[Data excerpts]
________________________________________

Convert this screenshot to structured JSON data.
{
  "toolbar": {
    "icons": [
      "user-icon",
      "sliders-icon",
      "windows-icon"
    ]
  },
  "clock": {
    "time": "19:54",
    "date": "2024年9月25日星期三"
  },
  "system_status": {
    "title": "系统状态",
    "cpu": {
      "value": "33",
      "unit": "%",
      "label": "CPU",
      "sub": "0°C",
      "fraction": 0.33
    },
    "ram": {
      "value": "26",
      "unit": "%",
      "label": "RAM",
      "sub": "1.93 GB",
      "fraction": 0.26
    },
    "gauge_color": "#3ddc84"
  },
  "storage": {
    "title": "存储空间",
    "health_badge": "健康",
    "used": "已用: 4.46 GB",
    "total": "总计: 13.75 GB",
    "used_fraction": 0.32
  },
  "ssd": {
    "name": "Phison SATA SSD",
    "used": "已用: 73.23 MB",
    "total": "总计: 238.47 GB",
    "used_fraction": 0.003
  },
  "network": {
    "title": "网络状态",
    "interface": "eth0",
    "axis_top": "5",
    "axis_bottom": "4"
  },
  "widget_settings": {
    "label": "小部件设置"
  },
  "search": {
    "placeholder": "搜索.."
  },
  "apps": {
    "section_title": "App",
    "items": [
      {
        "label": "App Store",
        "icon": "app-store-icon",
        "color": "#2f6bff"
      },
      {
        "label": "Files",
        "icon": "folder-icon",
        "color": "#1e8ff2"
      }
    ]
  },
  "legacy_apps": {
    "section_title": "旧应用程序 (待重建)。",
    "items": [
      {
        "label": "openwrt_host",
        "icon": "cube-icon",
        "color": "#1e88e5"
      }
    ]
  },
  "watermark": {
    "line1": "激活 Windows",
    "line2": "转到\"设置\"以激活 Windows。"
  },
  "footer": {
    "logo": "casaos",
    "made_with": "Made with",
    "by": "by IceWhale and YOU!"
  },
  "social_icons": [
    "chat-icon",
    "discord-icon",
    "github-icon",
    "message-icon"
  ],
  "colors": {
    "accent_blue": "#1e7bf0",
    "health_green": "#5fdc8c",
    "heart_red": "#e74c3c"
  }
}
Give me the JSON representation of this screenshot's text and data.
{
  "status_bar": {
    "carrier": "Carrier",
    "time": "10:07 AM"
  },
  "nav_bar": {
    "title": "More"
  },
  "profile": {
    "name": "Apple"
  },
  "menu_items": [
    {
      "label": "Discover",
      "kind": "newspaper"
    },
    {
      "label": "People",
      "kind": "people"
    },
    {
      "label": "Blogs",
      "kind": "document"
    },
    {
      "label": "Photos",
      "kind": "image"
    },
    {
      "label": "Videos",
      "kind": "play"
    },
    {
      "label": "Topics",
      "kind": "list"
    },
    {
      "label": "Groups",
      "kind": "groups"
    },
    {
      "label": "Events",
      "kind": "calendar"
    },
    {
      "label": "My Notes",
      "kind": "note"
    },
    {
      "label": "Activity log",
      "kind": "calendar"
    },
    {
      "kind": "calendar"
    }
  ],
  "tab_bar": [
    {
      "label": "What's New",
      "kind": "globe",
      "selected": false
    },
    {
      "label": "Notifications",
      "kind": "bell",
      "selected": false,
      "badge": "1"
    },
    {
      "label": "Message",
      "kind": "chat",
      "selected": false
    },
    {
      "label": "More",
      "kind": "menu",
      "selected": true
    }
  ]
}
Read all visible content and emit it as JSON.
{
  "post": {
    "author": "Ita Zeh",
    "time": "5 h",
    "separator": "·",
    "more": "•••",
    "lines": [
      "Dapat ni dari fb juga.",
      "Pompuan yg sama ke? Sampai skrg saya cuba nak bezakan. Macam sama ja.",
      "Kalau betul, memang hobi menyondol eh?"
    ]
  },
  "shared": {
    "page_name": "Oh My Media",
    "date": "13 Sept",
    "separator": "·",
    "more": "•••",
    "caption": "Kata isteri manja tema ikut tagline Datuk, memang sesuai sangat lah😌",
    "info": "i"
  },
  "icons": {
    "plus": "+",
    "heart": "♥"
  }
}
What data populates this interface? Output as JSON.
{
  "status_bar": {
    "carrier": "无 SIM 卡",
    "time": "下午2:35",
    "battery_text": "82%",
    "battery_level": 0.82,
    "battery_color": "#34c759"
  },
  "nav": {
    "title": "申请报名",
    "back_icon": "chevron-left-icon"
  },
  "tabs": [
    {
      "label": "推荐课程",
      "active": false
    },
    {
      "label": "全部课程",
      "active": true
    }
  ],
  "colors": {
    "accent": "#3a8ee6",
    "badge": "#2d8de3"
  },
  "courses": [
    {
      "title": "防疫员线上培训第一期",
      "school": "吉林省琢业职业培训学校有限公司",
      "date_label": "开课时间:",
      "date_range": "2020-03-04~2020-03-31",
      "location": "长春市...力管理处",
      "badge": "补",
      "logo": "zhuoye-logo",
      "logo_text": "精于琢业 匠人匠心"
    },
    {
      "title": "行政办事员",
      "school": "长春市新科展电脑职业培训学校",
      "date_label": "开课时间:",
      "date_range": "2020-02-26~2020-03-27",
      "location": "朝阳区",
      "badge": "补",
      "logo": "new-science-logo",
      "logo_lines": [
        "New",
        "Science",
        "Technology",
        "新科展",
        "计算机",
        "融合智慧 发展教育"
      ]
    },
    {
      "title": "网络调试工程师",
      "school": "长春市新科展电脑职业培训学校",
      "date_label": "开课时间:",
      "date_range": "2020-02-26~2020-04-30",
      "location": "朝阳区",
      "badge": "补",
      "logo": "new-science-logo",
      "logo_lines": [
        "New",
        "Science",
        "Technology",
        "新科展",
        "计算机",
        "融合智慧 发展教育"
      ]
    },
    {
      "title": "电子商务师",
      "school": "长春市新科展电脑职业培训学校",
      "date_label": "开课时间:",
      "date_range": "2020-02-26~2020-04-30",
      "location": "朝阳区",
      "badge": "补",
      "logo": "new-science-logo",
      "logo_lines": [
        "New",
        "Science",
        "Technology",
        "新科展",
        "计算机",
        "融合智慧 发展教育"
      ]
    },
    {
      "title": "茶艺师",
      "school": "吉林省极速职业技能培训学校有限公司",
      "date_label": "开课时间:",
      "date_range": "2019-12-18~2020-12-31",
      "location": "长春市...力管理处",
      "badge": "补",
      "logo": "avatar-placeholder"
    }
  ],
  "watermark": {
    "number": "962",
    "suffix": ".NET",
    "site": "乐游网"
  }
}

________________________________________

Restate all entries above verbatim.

■ **Task result**:
Convert this screenshot to structured JSON data.
{
  "toolbar": {
    "icons": [
      "user-icon",
      "sliders-icon",
      "windows-icon"
    ]
  },
  "clock": {
    "time": "19:54",
    "date": "2024年9月25日星期三"
  },
  "system_status": {
    "title": "系统状态",
    "cpu": {
      "value": "33",
      "unit": "%",
      "label": "CPU",
      "sub": "0°C",
      "fraction": 0.33
    },
    "ram": {
      "value": "26",
      "unit": "%",
      "label": "RAM",
      "sub": "1.93 GB",
      "fraction": 0.26
    },
    "gauge_color": "#3ddc84"
  },
  "storage": {
    "title": "存储空间",
    "health_badge": "健康",
    "used": "已用: 4.46 GB",
    "total": "总计: 13.75 GB",
    "used_fraction": 0.32
  },
  "ssd": {
    "name": "Phison SATA SSD",
    "used": "已用: 73.23 MB",
    "total": "总计: 238.47 GB",
    "used_fraction": 0.003
  },
  "network": {
    "title": "网络状态",
    "interface": "eth0",
    "axis_top": "5",
    "axis_bottom": "4"
  },
  "widget_settings": {
    "label": "小部件设置"
  },
  "search": {
    "placeholder": "搜索.."
  },
  "apps": {
    "section_title": "App",
    "items": [
      {
        "label": "App Store",
        "icon": "app-store-icon",
        "color": "#2f6bff"
      },
      {
        "label": "Files",
        "icon": "folder-icon",
        "color": "#1e8ff2"
      }
    ]
  },
  "legacy_apps": {
    "section_title": "旧应用程序 (待重建)。",
    "items": [
      {
        "label": "openwrt_host",
        "icon": "cube-icon",
        "color": "#1e88e5"
      }
    ]
  },
  "watermark": {
    "line1": "激活 Windows",
    "line2": "转到\"设置\"以激活 Windows。"
  },
  "footer": {
    "logo": "casaos",
    "made_with": "Made with",
    "by": "by IceWhale and YOU!"
  },
  "social_icons": [
    "chat-icon",
    "discord-icon",
    "github-icon",
    "message-icon"
  ],
  "colors": {
    "accent_blue": "#1e7bf0",
    "health_green": "#5fdc8c",
    "heart_red": "#e74c3c"
  }
}
Give me the JSON representation of this screenshot's text and data.
{
  "status_bar": {
    "carrier": "Carrier",
    "time": "10:07 AM"
  },
  "nav_bar": {
    "title": "More"
  },
  "profile": {
    "name": "Apple"
  },
  "menu_items": [
    {
      "label": "Discover",
      "kind": "newspaper"
    },
    {
      "label": "People",
      "kind": "people"
    },
    {
      "label": "Blogs",
      "kind": "document"
    },
    {
      "label": "Photos",
      "kind": "image"
    },
    {
      "label": "Videos",
      "kind": "play"
    },
    {
      "label": "Topics",
      "kind": "list"
    },
    {
      "label": "Groups",
      "kind": "groups"
    },
    {
      "label": "Events",
      "kind": "calendar"
    },
    {
      "label": "My Notes",
      "kind": "note"
    },
    {
      "label": "Activity log",
      "kind": "calendar"
    },
    {
      "kind": "calendar"
    }
  ],
  "tab_bar": [
    {
      "label": "What's New",
      "kind": "globe",
      "selected": false
    },
    {
      "label": "Notifications",
      "kind": "bell",
      "selected": false,
      "badge": "1"
    },
    {
      "label": "Message",
      "kind": "chat",
      "selected": false
    },
    {
      "label": "More",
      "kind": "menu",
      "selected": true
    }
  ]
}
Read all visible content and emit it as JSON.
{
  "post": {
    "author": "Ita Zeh",
    "time": "5 h",
    "separator": "·",
    "more": "•••",
    "lines": [
      "Dapat ni dari fb juga.",
      "Pompuan yg sama ke? Sampai skrg saya cuba nak bezakan. Macam sama ja.",
      "Kalau betul, memang hobi menyondol eh?"
    ]
  },
  "shared": {
    "page_name": "Oh My Media",
    "date": "13 Sept",
    "separator": "·",
    "more": "•••",
    "caption": "Kata isteri manja tema ikut tagline Datuk, memang sesuai sangat lah😌",
    "info": "i"
  },
  "icons": {
    "plus": "+",
    "heart": "♥"
  }
}
What data populates this interface? Output as JSON.
{
  "status_bar": {
    "carrier": "无 SIM 卡",
    "time": "下午2:35",
    "battery_text": "82%",
    "battery_level": 0.82,
    "battery_color": "#34c759"
  },
  "nav": {
    "title": "申请报名",
    "back_icon": "chevron-left-icon"
  },
  "tabs": [
    {
      "label": "推荐课程",
      "active": false
    },
    {
      "label": "全部课程",
      "active": true
    }
  ],
  "colors": {
    "accent": "#3a8ee6",
    "badge": "#2d8de3"
  },
  "courses": [
    {
      "title": "防疫员线上培训第一期",
      "school": "吉林省琢业职业培训学校有限公司",
      "date_label": "开课时间:",
      "date_range": "2020-03-04~2020-03-31",
      "location": "长春市...力管理处",
      "badge": "补",
      "logo": "zhuoye-logo",
      "logo_text": "精于琢业 匠人匠心"
    },
    {
      "title": "行政办事员",
      "school": "长春市新科展电脑职业培训学校",
      "date_label": "开课时间:",
      "date_range": "2020-02-26~2020-03-27",
      "location": "朝阳区",
      "badge": "补",
      "logo": "new-science-logo",
      "logo_lines": [
        "New",
        "Science",
        "Technology",
        "新科展",
        "计算机",
        "融合智慧 发展教育"
      ]
    },
    {
      "title": "网络调试工程师",
      "school": "长春市新科展电脑职业培训学校",
      "date_label": "开课时间:",
      "date_range": "2020-02-26~2020-04-30",
      "location": "朝阳区",
      "badge": "补",
      "logo": "new-science-logo",
      "logo_lines": [
        "New",
        "Science",
        "Technology",
        "新科展",
        "计算机",
        "融合智慧 发展教育"
      ]
    },
    {
      "title": "电子商务师",
      "school": "长春市新科展电脑职业培训学校",
      "date_label": "开课时间:",
      "date_range": "2020-02-26~2020-04-30",
      "location": "朝阳区",
      "badge": "补",
      "logo": "new-science-logo",
      "logo_lines": [
        "New",
        "Science",
        "Technology",
        "新科展",
        "计算机",
        "融合智慧 发展教育"
      ]
    },
    {
      "title": "茶艺师",
      "school": "吉林省极速职业技能培训学校有限公司",
      "date_label": "开课时间:",
      "date_range": "2019-12-18~2020-12-31",
      "location": "长春市...力管理处",
      "badge": "补",
      "logo": "avatar-placeholder"
    }
  ],
  "watermark": {
    "number": "962",
    "suffix": ".NET",
    "site": "乐游网"
  }
}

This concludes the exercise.